    Do I need to change the way I'm defining my block variables in C? ATM, they are consecutive words -- just as in my Spin program.
    1920 x 1040 - 137K
    1920 x 1040 - 294K
  • JonnyMac wrote: »
    Well, that's getting closer, but not there yet. As you can see by the screen caps, I get the correct values in Spin.

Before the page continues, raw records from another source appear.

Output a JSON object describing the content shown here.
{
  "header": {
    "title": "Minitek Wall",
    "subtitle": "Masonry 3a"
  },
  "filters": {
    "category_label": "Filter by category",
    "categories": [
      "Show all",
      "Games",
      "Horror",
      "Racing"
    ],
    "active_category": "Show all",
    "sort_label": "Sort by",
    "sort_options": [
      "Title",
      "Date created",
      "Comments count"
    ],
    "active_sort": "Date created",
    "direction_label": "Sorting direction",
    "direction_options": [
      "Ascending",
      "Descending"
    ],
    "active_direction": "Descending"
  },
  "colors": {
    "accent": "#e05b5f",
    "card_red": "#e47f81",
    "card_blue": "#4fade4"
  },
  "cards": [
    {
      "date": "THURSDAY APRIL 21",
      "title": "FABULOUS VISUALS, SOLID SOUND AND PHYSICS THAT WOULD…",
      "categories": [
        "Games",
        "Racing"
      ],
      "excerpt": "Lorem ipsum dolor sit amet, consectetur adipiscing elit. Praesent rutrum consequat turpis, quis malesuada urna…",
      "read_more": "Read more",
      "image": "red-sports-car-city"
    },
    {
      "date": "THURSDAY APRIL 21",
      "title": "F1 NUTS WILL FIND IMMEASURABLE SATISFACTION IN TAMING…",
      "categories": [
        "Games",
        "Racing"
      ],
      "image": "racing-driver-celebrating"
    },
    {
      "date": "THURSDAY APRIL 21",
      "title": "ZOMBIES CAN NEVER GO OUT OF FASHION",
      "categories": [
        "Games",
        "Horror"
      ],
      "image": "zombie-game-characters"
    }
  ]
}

Still struggling with doing the same thing in C.

    Do I need to change the way I'm defining my block variables in C? ATM, they are consecutive words -- just as in my Spin program.
    I don't see where you use these values:
    uint16_t  signature;
    uint16_t  xpos;
    uint16_t  ypos;
    uint16_t  width;
    uint16_t  height;
    
    I also don't see the definition of this function:
          *fWidth  = extract16(6);
    
    Maybe you could post all of your code?
  • JonnyMacJonnyMac Posts: 6,429
    edited 2020-01-16 - 00:33:14
    I think the problem is solved. The end goal was to be able to pass a block index and pointer to a group of 5 words (block variables) as I do in Spin.

    I put the block variables into a struct to force their order in memory:
    struct block {
      uint16_t signature;
      uint16_t xpos;
      uint16_t ypos;
      uint16_t width;
      uint16_t height;
    } b;
    

    Here's the updated function that moves the values from in receive buffer to the block variables. Again, a buffer can contain more than one block, hence the use of an index.
    int32_t pixy2_extractBlock(uint8_t i, uint16_t *block)
    {
      uint8_t ofs = 6 + (i * BLOCK_SIZE);
    
      if (response[2] == RESPONSE_BLOCKS) {
        memcpy(block, &response[ofs], 10);
        return RESULT_OK;
      }
      else
        return RESULT_ERROR;
    }
    

    Here's the little test loop that requests and displays blocks. All seems well now.
    while(1) {
        blockCount = pixy2_getBlocks(SIG_MAP, MAX_BLOCKS);
        print("%d blocks detected\n\n", blockCount);
        if (blockCount > 0) {
          for (i = 0; i < blockCount; i++) {
            pixy2_extractBlock(i, &b.signature);
            print("sig: %1d  x: %3d  y: %3d  w: %3d  h: %3d\n", b.signature, b.xpos, b.ypos, b.width, b.height);
          }
          print("\n");      
        }    
        pause(1000);
      }
    
    1920 x 1040 - 302K
  • I'm glad you were able to resolve your issue. Congratulations!
Sign In or Register to comment.